When entering a store, it is customary to say “guten tag” ('hello') and “vielen Dank, auf Wiedersehen” (thank you, good-bye) when leaving.
Germans are hard and serious workers, and they are masters of planning. Plans often include contingency plans and action steps to be taken. Overall, Germans value privacy, hierarchy, clear communication and efficiency.
German management is ultimately concerned with product quality, product service and customer satisfaction. Both the manager’s style of management and the teams he or she oversees will be product-oriented. Most managers are expected to know their production lines, not just the ‘bottom line.’ Relations between management and employees tend not to be close or familiar, but managers do look out for their team members. Managers are also quite loyal to their employers; most managers remain with one company throughout their working careers.
Corporate Hierarchy / Boss and Subordinate Relations
The German workplace is highly structured and strictly hierarchical with every individual’s role and responsibilities clearly defined. Rank most definitely has its privileges. Hierarchy is something to be respected, and there are definite routes through life that one follows according to one’s rank in the hierarchy of society and in work.
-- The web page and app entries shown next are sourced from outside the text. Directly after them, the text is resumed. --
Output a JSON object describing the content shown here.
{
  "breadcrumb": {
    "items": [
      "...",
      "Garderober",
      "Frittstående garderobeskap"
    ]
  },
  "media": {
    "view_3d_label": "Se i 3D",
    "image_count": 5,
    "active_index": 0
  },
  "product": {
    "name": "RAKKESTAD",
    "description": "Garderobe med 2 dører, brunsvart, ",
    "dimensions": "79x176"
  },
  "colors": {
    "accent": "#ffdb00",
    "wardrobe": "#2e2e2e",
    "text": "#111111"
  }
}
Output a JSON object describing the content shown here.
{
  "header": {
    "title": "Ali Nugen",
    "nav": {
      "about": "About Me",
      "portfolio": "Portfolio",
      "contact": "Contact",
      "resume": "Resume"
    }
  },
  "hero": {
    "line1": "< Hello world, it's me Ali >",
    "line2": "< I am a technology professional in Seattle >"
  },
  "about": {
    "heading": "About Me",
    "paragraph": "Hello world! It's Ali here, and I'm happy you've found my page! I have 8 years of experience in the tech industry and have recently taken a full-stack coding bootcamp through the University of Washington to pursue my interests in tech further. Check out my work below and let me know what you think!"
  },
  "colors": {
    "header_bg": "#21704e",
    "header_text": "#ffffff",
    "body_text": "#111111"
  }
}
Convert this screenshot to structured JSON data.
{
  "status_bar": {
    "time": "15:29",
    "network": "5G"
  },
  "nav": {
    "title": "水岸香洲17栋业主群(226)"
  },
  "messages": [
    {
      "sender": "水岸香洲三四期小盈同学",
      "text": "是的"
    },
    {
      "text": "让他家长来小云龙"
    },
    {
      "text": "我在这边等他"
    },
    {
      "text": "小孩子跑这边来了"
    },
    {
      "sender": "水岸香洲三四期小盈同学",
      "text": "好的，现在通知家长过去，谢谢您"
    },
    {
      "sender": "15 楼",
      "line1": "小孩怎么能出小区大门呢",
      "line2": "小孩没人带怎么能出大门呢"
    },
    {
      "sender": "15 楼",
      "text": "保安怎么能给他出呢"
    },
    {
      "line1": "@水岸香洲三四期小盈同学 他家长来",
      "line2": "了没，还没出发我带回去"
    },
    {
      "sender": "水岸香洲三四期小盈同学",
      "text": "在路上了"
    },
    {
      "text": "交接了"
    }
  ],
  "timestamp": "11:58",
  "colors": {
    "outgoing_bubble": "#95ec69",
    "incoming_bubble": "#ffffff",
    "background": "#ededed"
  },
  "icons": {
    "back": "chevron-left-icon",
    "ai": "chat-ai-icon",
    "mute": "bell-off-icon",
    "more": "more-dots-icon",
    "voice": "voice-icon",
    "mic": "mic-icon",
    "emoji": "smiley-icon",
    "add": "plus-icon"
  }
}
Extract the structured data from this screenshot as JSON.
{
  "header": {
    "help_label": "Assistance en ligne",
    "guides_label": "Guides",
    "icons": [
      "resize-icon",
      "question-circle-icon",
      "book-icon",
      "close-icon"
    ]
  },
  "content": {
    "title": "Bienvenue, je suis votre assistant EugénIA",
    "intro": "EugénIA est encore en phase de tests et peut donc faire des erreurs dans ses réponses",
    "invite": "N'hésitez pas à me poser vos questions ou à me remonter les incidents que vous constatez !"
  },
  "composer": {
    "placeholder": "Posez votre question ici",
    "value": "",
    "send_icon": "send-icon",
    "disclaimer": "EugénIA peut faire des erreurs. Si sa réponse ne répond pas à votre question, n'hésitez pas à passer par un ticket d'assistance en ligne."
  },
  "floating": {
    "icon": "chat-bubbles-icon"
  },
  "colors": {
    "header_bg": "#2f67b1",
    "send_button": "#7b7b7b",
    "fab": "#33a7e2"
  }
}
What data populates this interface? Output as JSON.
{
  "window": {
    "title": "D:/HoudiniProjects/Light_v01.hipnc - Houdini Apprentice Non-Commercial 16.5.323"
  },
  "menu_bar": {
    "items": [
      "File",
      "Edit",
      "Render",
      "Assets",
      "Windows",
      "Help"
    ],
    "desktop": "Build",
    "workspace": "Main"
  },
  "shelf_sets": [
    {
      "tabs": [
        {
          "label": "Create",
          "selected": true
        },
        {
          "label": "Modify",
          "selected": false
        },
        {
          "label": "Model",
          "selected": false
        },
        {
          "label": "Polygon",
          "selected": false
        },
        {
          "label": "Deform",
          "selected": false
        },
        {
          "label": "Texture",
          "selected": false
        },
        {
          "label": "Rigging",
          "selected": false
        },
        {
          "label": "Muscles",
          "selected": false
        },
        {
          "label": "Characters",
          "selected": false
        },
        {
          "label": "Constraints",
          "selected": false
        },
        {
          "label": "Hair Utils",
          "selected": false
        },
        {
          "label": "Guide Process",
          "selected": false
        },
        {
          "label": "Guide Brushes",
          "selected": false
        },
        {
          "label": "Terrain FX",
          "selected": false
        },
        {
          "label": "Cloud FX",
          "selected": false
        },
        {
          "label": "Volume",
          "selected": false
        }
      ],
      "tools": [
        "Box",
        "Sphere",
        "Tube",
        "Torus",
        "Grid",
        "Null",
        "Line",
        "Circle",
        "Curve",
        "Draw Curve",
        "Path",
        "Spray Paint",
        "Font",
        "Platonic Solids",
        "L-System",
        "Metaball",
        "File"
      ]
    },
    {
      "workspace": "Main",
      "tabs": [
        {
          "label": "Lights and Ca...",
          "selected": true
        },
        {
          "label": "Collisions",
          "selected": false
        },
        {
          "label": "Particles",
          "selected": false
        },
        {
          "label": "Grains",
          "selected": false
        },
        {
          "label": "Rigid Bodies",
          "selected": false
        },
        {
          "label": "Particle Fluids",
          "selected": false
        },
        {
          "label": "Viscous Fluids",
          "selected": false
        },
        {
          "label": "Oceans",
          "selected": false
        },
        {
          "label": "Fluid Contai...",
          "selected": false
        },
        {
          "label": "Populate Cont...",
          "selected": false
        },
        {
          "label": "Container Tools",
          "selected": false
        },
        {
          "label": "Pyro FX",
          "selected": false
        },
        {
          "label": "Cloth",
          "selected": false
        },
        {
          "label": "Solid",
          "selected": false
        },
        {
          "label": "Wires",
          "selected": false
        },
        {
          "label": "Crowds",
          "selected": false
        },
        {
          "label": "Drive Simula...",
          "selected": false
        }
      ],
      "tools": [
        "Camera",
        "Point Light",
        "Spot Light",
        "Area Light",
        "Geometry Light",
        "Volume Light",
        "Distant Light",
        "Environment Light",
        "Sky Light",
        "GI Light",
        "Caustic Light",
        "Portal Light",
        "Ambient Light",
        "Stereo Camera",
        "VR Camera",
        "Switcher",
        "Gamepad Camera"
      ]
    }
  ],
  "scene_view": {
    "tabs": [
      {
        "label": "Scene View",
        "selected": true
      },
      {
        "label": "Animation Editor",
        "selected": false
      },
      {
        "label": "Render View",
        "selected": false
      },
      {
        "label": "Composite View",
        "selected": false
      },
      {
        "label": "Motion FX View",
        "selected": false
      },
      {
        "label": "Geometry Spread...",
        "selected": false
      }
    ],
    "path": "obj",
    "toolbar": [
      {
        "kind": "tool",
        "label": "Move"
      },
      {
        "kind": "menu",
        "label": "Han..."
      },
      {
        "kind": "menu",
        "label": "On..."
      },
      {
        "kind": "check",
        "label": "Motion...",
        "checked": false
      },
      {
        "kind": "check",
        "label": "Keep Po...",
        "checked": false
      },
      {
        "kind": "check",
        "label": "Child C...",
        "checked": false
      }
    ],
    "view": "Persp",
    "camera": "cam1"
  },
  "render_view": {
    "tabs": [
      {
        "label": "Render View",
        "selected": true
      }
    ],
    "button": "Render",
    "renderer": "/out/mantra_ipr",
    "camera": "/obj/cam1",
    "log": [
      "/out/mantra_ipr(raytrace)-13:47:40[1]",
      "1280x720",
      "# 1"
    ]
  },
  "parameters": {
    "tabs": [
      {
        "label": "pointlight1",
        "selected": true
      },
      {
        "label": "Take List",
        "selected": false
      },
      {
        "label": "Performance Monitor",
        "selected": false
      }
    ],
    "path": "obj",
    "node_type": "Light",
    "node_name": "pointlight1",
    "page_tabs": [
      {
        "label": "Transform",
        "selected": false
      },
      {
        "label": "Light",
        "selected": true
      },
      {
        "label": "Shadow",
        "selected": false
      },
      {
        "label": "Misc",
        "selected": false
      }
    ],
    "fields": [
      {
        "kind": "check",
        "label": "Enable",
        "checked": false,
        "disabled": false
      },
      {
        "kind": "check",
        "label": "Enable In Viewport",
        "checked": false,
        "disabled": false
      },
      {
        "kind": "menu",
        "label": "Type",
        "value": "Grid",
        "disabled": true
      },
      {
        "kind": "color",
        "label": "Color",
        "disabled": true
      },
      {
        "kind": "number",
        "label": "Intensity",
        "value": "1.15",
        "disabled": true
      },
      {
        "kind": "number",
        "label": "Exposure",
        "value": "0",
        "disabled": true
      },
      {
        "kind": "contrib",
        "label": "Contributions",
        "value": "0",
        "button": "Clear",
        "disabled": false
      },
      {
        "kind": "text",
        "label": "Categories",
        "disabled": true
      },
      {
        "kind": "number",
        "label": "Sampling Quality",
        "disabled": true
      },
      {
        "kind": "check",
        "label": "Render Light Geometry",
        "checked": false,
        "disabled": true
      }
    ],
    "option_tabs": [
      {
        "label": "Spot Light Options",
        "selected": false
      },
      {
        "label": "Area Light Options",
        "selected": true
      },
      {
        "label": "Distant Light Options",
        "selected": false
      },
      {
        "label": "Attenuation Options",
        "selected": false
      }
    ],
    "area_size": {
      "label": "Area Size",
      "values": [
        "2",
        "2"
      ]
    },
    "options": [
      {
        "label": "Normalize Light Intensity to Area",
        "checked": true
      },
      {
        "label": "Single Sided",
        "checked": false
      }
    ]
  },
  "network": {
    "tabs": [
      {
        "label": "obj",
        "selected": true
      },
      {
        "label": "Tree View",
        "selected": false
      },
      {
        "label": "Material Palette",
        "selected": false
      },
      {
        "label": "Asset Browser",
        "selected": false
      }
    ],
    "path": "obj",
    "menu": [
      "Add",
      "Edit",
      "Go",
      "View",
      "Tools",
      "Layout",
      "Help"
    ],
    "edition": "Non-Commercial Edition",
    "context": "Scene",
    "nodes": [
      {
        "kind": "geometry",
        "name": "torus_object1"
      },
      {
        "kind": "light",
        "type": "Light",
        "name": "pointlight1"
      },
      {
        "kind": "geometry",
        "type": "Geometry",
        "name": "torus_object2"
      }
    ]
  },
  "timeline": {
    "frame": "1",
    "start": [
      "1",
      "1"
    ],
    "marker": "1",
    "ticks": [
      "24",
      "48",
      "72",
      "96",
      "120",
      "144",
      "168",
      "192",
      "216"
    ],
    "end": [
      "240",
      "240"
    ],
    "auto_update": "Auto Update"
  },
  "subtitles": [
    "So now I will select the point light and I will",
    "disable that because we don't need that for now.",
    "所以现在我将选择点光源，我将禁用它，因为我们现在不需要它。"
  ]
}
No matter what the career field, there usually is a hierarchy one must follow, a proper way for communicating with particular individuals, and a rigid chain of command and expected procedures to follow. Deviating from the proper or expected way will generally make more problems, even if the intent is to bypass what appear to be difficulties or obstacles. Although this results in all participants knowing exactly what is expected of them and the procedure to be followed, it also results in a system that can be seen as inflexible and slow to change.
Conducting a meeting or giving a presentation
Appointments, made well in advance, are expected for most meetings. It would be unusual to discuss significant issues by way of an unannounced, unplanned meeting. All meetings and preparations should be confirmed in advance, and a polite confirmation the day before is often appreciated. Casually changing a meeting’s time and place is not appreciated, nor is tardiness. As mentioned above, punctuality is very important in the German business environment, and it is imperative to call ahead if one expects to be late. The best times to schedule a meeting are between 10 am and 1 pm or 3 and 5 pm. Many offices close early on Friday afternoons, around 2 or 3 pm.
This is just a short sample of what you’ll find in over 100 pages of information in the complete Germany Guide.